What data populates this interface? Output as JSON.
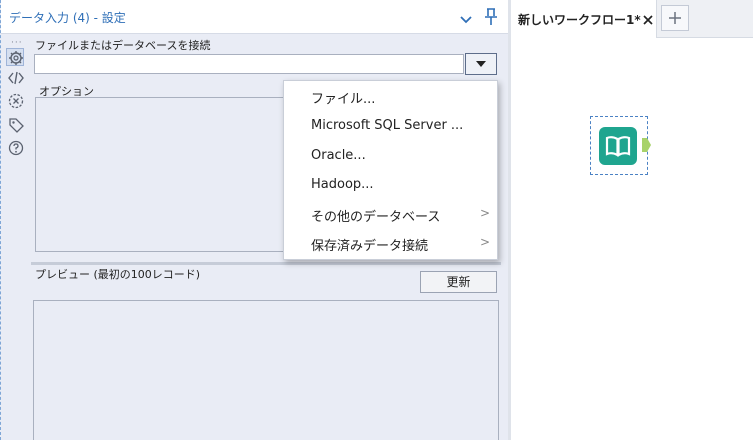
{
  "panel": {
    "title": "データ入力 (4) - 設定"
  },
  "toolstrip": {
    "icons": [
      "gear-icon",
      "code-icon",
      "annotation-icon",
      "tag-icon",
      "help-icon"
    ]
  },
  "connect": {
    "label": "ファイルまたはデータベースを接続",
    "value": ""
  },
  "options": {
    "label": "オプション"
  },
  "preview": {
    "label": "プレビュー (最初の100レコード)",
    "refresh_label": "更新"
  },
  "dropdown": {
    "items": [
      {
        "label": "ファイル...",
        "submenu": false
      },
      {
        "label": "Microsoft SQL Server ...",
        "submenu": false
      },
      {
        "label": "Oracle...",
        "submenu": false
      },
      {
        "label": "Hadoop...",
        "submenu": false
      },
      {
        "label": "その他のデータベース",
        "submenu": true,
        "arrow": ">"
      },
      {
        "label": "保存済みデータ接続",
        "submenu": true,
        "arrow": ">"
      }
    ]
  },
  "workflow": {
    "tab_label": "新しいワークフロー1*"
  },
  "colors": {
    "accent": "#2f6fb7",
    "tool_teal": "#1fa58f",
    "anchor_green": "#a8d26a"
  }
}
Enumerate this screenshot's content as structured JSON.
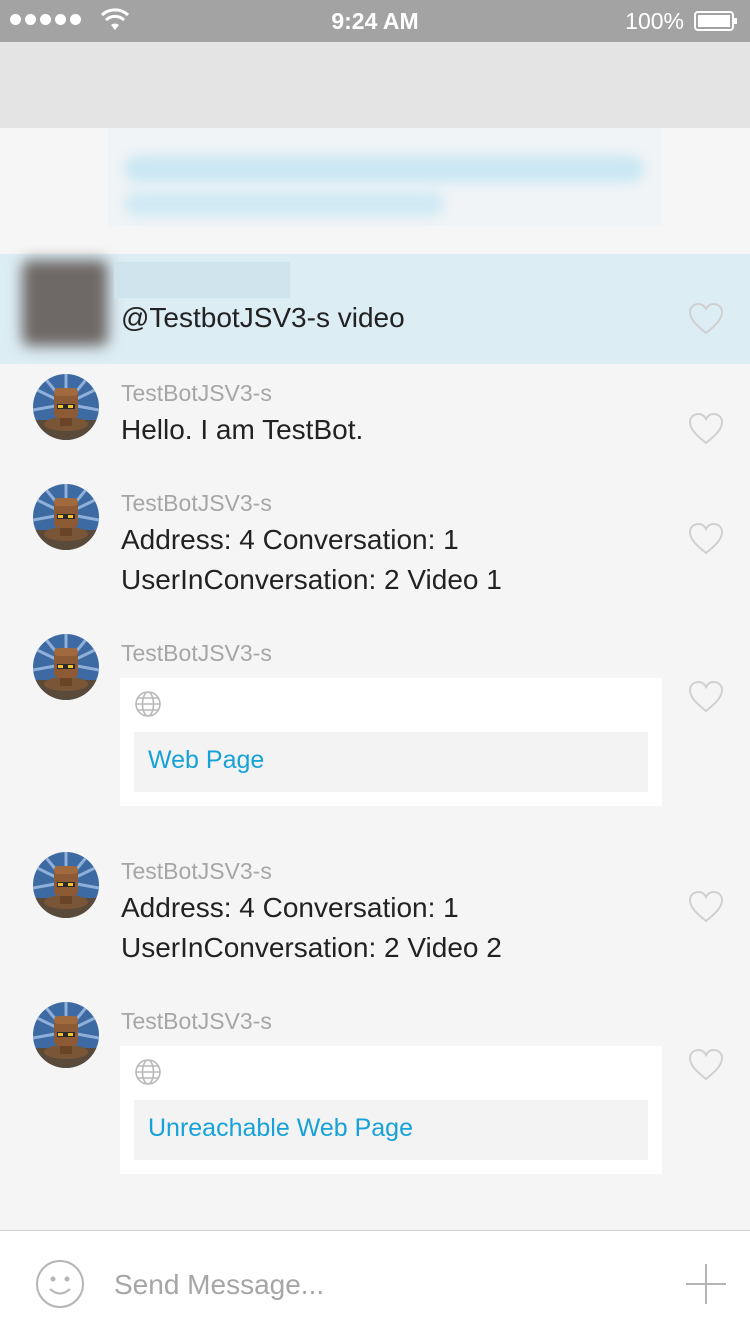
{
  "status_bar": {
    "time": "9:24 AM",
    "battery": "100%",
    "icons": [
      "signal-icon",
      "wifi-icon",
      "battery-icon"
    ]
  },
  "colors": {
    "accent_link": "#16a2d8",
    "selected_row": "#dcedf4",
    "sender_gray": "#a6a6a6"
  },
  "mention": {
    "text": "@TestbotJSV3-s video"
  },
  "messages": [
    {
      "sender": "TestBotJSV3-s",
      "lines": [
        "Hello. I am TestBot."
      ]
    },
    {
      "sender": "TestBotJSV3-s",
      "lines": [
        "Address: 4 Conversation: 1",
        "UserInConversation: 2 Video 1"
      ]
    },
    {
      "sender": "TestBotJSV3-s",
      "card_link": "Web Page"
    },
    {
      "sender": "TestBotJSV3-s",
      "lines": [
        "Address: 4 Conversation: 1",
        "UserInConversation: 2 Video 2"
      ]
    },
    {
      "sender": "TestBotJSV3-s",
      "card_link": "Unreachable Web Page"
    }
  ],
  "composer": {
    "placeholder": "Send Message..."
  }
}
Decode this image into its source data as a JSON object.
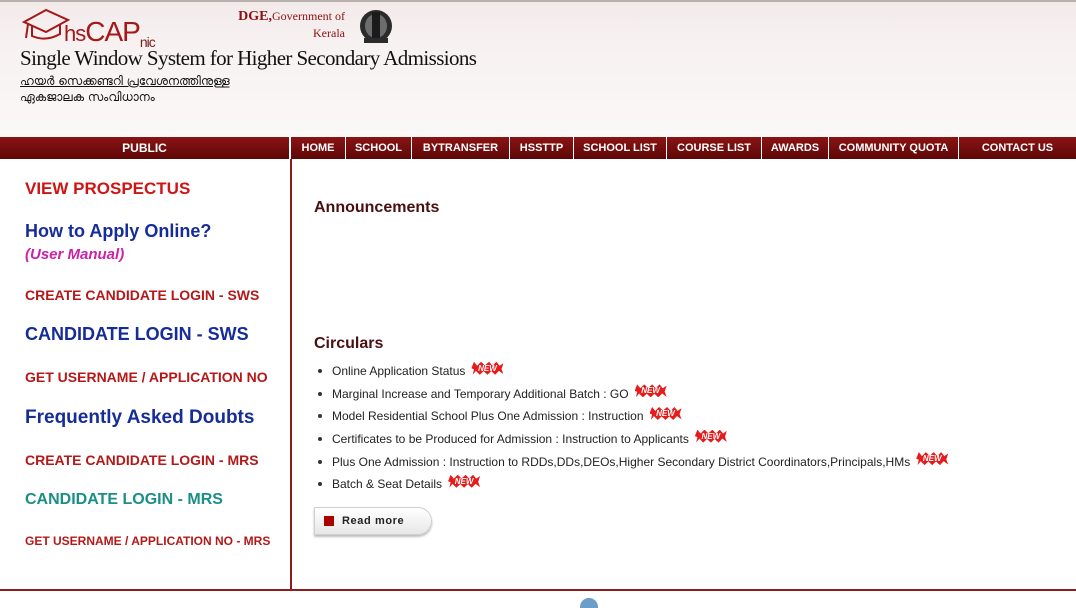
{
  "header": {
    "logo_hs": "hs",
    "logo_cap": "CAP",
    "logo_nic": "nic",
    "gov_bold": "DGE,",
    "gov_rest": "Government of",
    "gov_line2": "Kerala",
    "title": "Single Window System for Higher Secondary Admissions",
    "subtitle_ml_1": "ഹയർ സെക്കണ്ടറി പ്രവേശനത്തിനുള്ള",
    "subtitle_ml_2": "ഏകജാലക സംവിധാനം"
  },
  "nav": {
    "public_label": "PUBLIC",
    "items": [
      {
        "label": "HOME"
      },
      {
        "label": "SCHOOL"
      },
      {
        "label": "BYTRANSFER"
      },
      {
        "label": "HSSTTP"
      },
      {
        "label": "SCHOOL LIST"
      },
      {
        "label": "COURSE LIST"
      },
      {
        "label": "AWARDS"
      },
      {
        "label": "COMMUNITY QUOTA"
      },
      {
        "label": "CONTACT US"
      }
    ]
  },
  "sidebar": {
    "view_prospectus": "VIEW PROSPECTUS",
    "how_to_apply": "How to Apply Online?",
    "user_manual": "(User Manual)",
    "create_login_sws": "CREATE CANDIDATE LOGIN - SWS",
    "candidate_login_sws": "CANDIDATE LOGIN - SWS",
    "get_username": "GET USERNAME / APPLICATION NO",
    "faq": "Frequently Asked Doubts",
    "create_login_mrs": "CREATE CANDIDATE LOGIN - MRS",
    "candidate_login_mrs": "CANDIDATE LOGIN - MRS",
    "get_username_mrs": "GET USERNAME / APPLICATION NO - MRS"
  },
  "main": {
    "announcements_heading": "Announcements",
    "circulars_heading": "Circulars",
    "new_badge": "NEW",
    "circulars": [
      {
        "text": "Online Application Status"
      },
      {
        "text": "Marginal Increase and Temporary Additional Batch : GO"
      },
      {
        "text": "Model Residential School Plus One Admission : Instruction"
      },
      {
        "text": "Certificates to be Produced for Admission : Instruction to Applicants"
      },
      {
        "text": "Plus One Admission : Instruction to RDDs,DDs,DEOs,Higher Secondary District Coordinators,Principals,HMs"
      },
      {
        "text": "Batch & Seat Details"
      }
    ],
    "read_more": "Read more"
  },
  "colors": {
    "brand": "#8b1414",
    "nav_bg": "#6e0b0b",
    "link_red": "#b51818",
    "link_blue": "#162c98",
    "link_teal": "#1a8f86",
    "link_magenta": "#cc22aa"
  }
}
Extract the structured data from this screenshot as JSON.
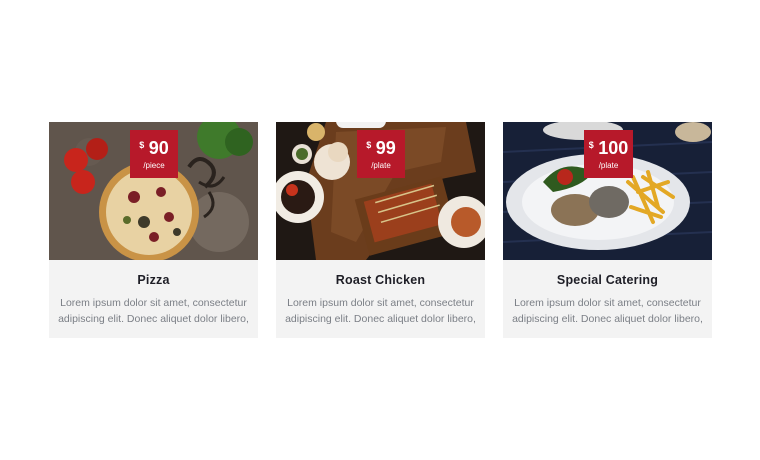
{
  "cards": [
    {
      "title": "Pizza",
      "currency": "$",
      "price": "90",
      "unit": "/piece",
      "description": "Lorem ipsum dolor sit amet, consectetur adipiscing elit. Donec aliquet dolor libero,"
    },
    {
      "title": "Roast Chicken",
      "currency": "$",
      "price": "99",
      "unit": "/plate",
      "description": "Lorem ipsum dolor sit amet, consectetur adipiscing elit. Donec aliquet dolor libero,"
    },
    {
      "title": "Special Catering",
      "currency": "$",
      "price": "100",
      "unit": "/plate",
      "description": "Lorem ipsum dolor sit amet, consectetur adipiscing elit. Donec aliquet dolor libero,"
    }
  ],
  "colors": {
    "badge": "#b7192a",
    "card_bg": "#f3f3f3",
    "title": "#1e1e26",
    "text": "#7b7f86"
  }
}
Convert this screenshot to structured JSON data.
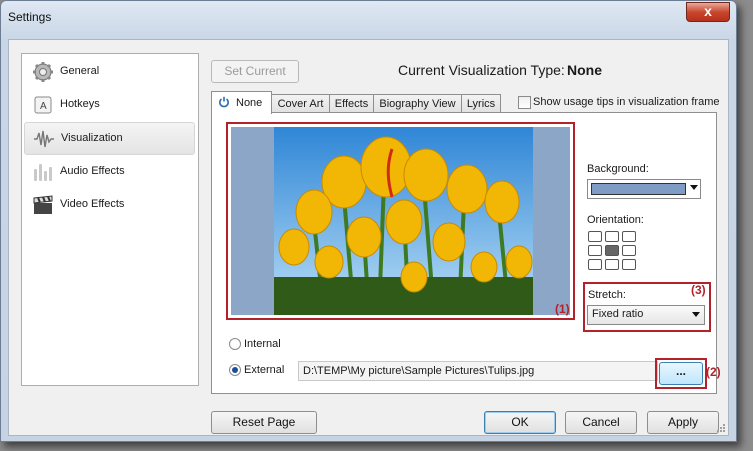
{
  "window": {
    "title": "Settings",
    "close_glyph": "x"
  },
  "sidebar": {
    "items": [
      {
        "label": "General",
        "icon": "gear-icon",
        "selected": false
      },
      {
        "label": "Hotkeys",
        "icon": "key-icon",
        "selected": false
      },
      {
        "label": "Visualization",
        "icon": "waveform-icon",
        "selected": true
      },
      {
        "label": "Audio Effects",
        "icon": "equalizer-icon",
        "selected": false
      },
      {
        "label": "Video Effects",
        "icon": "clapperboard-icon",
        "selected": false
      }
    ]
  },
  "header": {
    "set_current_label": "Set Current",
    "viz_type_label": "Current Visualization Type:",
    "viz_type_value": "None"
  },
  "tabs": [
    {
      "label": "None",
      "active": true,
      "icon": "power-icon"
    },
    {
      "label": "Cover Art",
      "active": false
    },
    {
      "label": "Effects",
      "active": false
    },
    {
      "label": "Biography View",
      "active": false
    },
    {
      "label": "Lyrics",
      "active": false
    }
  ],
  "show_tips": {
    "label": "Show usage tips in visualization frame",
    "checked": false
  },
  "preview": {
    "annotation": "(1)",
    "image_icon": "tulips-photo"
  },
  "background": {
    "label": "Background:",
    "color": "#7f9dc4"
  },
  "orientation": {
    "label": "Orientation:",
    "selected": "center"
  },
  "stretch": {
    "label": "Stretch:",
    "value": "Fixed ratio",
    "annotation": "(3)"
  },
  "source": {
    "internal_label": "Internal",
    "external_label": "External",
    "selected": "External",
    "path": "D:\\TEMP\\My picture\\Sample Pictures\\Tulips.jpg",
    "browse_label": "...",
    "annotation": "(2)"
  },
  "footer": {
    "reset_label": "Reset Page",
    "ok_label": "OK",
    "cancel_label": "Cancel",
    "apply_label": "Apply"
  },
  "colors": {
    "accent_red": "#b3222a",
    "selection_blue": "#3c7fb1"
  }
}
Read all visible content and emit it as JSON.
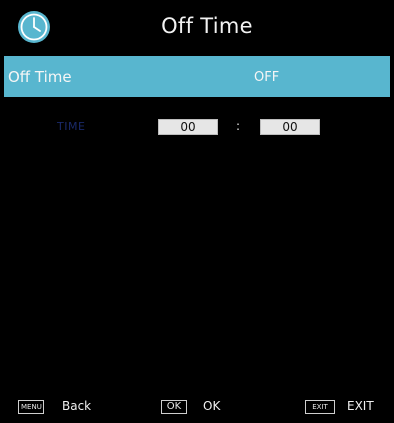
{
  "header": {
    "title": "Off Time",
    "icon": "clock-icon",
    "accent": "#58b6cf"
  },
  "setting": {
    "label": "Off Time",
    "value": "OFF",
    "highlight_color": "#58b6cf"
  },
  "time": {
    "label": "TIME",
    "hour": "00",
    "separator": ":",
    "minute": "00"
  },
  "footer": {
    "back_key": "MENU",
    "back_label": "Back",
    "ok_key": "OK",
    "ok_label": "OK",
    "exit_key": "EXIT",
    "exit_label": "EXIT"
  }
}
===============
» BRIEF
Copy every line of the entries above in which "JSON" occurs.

» ANSWER BELOW
What data populates this interface? Output as JSON.
Enumerate this screenshot's content as structured JSON.
Decode this image into its source data as a JSON object.
Extract the structured data from this screenshot as JSON.
Convert this screenshot to structured JSON data.
Read all visible content and emit it as JSON.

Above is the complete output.